Arbitrum Launches with Full DeFi Ecosystem Locked and Loaded
Arbitrum, one of the most awaited Ethereum scaling solutions, has attracted $2.9M on its first day after launch, becoming the 11th largest so-called Layer 2 platform, according to L2BEAT. Offchain Labs, a blockchain software maker, launched Arbitrum on Aug. 31 with the promise to offer lower fees and faster transactions. So far, it’s delivering: ETH…
By: Owen Fernau •DeFi News
Arbitrum, one of the most awaited Ethereum scaling solutions, has attracted $2.9M on its first day after launch, becoming the 11th largest so-called Layer 2 platform, according to L2BEAT.
Offchain Labs, a blockchain software maker, launched Arbitrum on Aug. 31 with the promise to offer lower fees and faster transactions. So far, it’s delivering: ETH transfers on Arbitrum were going for less than $1, compared with a median cost of almost $11 on Ethereum, according to a Dune Analytics dashboard. That compares with fees of $0.000926 on Polygon, the most popular Ethereum scaling solution, which has $5.29B in assets locked. Worth noting is that Arbitrum is throttling its usage to match Ethereum’s — as Offchain Labs lifts the cap, fees should continue to decrease.
Simple trades on Uniswap’s Arbitrum deployment are going for under $5 on the day of the launch, according to the Layer 2’s block explorer Arbiscan. That’s roughly ten times cheaper than Uniswap trades on Ethereum’s Layer 1 chain — $81 and change, according to a dashboard by Dune Analytics.
Ethereum scaling has concentrated on “rollups” solutions, of which there are different flavors.
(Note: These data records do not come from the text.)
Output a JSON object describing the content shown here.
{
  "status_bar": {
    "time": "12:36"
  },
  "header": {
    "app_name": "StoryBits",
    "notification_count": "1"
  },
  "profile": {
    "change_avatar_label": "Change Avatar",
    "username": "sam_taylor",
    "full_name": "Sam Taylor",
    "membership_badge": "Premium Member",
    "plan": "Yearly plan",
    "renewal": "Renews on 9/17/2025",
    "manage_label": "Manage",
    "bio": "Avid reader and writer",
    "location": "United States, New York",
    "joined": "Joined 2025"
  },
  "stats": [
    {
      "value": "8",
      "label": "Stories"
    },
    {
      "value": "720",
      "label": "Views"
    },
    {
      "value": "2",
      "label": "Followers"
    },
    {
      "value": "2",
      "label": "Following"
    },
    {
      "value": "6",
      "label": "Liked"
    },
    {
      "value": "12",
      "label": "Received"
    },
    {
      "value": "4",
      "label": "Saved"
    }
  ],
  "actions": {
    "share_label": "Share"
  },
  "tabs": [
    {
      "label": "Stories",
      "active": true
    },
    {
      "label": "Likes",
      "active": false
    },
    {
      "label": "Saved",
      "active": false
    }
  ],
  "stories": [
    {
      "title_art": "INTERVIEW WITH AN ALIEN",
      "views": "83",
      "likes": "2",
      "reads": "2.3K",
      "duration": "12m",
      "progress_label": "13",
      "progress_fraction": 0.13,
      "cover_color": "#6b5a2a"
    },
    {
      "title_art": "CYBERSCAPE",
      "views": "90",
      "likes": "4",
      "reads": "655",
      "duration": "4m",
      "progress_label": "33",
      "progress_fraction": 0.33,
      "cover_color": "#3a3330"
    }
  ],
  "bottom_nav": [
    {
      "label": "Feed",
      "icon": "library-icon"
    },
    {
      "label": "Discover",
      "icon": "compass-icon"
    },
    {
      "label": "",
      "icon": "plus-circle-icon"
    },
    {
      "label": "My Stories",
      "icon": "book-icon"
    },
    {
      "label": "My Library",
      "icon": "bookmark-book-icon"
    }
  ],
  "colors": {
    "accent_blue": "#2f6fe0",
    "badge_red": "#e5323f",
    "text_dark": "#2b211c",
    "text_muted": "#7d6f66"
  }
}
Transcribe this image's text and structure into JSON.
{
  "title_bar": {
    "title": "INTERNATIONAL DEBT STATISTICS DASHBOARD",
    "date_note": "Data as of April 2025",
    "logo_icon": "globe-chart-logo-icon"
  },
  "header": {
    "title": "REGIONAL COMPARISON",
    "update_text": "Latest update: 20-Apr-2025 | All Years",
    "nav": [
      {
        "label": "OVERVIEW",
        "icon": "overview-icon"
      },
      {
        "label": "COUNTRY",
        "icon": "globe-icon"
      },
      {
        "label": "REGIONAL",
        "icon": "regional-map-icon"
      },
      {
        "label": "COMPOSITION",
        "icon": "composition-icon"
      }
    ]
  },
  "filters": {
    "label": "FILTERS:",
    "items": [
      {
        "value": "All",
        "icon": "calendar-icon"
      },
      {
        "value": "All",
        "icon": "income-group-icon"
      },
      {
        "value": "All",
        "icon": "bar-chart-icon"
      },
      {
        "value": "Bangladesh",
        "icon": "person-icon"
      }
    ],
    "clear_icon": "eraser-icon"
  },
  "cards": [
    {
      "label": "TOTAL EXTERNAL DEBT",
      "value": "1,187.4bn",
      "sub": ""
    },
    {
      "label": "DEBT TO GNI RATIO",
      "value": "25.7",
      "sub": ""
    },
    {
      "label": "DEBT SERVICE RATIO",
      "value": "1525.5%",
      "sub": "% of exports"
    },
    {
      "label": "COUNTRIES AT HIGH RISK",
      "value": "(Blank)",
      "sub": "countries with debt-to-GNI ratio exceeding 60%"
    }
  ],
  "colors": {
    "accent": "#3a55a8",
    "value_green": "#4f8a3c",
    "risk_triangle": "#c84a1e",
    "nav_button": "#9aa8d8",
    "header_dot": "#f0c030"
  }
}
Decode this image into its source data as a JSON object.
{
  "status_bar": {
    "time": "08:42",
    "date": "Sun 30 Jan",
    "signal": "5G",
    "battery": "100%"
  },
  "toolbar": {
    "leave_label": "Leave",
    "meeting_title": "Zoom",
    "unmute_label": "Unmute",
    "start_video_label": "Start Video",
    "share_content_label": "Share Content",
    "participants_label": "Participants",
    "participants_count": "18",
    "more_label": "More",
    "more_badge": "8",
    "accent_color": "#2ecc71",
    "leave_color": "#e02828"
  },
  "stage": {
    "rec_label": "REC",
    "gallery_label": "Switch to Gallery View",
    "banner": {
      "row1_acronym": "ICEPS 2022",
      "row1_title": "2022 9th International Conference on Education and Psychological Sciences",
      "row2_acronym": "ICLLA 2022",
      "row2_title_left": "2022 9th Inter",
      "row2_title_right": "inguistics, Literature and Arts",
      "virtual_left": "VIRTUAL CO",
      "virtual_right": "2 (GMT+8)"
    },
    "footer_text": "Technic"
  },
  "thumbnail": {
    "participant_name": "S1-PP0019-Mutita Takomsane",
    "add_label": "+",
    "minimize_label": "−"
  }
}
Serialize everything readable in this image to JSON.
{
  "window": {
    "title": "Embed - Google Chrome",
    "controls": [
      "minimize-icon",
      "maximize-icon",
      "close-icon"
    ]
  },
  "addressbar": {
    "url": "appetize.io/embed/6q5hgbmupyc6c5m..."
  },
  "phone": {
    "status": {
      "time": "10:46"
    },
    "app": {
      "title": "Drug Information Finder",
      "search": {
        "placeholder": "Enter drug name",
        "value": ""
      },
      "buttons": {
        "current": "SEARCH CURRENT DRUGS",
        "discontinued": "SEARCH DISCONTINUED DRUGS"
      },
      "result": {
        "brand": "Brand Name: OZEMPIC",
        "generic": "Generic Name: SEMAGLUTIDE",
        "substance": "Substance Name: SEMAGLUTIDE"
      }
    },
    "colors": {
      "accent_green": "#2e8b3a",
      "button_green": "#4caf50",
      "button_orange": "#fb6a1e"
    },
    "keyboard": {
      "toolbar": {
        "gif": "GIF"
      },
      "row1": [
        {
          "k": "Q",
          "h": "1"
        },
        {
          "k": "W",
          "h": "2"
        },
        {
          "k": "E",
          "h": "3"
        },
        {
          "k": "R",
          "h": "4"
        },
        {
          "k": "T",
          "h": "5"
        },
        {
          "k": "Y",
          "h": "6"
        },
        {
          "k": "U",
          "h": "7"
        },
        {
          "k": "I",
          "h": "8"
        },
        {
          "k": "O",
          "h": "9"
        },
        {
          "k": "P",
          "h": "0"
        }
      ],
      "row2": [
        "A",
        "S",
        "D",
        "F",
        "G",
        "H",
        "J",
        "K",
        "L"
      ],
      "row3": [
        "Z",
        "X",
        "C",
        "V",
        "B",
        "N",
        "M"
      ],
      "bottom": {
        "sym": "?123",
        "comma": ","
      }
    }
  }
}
Arbitrum falls in the optimistic rollups family, together with Optimism, which soft launched with only one project in January. Rollups refer to a technology which takes transactions off the main Ethereum chain to lower cost and increase speed, and then confirm a bundle of transactions on Ethereum directly.
Optimism has $137.9M in total value locked. While that’s 47 times greater than Arbitrum’s TVL, some of the largest DeFi projects are already on Arbitrum. Uniswap, Sushiswap, and Balancer are on its system, while lending platforms MakerDAO and Aave are also set to join Arbitrum’s rollout.
Arbitrum differs from Optimism in its launch strategy — the L2 opened to the public with an ecosystem of established DeFi apps ready from the get go. The project whitelisted over 400 apps, with dozens already live, before opening to the public — this means users will be able to carry out multi-app procedures easily because the familiar tools are available.
Arbitrum will have a composable DeFi ecosystem live within weeks of their public launch thanks to onboarding apps in advance.
Optimism has opted for a more progressive launch and has yet to fully disable its whitelist, meaning projects need to seek approval with the L2 to deploy on its mainnet. Synthetix, Uniswap, the options protocol Lyra, and a handful of others are on the L2.
“I have no doubt that either of these projects are going to be successful,” blockchain engineer and founder of cryptofees.info, David Mihal, told The Defiant. “There’s just so much demand for cheap blockspace now and cheap applications.”
Arbitrum, like Optimism, doesn’t use a token. So unlike other scaling solutions like Polygon, or blockchains like Avalanche and Celo which have launched nine figure incentive programs to attract users, both Arbitrum and Optimism will be primarily dependent on their close integration with Ethereum to attract liquidity.
Mihal believes composability may make it so Arbitrum ends up attracting interdependent apps in one crypto vertical, with Optimism attracting other verticals. “We might see one of them become the DeFi chain and the other one getting other types of use cases,” the engineer said.
L2s inherit their security directly from Ethereum, known to be one of the most secure blockchains, with over 3,000 nodes verifying transactions to Etherscan. This differs from sidechains which rely on their own security models to scale.
“It’s been a long time coming,” said Steven Goldfeder, CEO and co-founder of Offchain Labs, the company which developed Arbitrum, on a webcast. “I don’t think anything’s perfect, but I think that we’re very happy with where we are today and will continue to iterate on that.”